• **EXERCISE**
Below are records; write all of them out exactly.

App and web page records
■ ■ ■ ■ ■ ■ ■
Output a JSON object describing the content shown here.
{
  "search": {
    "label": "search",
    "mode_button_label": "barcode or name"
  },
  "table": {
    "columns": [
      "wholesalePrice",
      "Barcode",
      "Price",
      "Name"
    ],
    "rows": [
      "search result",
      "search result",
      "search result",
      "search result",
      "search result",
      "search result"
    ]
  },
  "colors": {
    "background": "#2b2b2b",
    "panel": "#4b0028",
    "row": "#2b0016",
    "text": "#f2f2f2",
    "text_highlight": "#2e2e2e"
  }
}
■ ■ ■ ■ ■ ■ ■
• **YOUR SOLUTION**
Output a JSON object describing the content shown here.
{
  "search": {
    "label": "search",
    "mode_button_label": "barcode or name"
  },
  "table": {
    "columns": [
      "wholesalePrice",
      "Barcode",
      "Price",
      "Name"
    ],
    "rows": [
      "search result",
      "search result",
      "search result",
      "search result",
      "search result",
      "search result"
    ]
  },
  "colors": {
    "background": "#2b2b2b",
    "panel": "#4b0028",
    "row": "#2b0016",
    "text": "#f2f2f2",
    "text_highlight": "#2e2e2e"
  }
}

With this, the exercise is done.